Experts believe that this Asian pest will ultimately destroy all of our native Eastern hemlocks here in Massachusetts. It's bad. Below is a quick summary of what it is, status in our area, control measures for landscape trees and hopes for the long term.

The Hemlock Woolly Adelgid (HWA) is a very small aphid cousin. It sucks sap from early fall to late spring, interrupted only by severe cold. The cottony egg masses produced on the underside of new hemlock twigs are distinctive and make identification easy. Reproduction is so rapid and natural predators so absent that large, healthy trees can be killed in 3-4 years. There is debate as to how adapted they are to our weather. They seem to have been set back a bit from last winter's cold spell but unfortunately there is also evidence that the species is evolving. HWA is around Carlisle, it just hasn't gotten into full swing. Yet.

Current controls include well-timed spraying of horticultural oil or use of a systemic insecticide that can be either trunk injected or applied to the roots through the soil. Early detection is important but "landscape" trees can be saved by either well-informed homeowners or licensed professionals. For wild hemlocks long-term hopes rest on the successful adaptation of insect predators such as the Asian Ladybird beetles that were released around Walden Pond in 2002. Like the elm and chestnut there are crossbreeding programs to develop resistant cultivars from other native and non-native hemlocks species and perhaps from yet undiscovered resistant Eastern hemlocks.

My daughter and I have climbed a neighboring hemlock on a couple of warm afternoons. Emerging from the dark under-story we set our final lanyard clip somewhere between losing our nerve and the very top. Then we talked, snacked and enjoyed the view. I try not to worry too much about the tree's fate.
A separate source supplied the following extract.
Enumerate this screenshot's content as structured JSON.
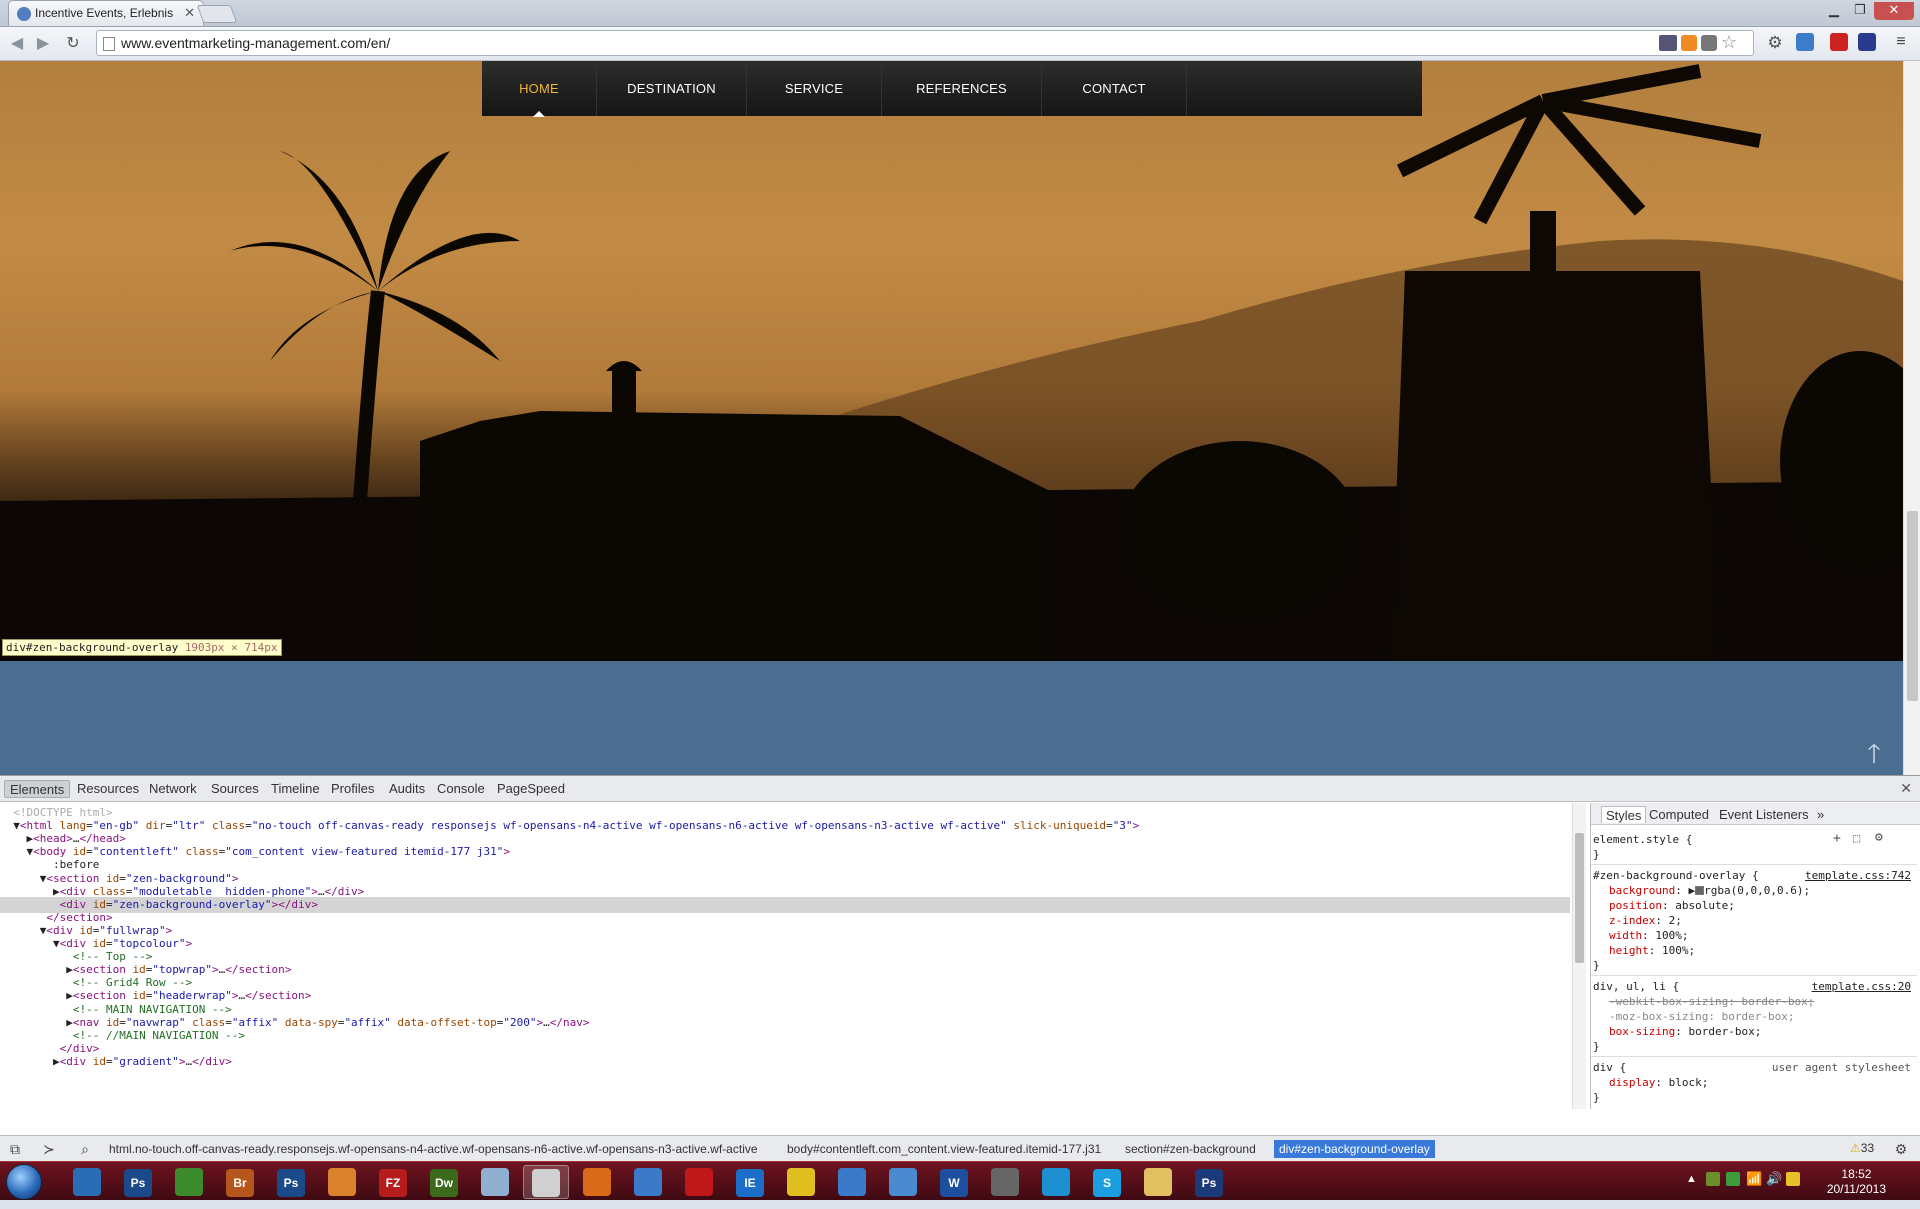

Like everything else, enjoy it while you can. Nature rebounds. Maybe someday her child will climb a huge American chestnut.

2005 The Carlisle Mosquito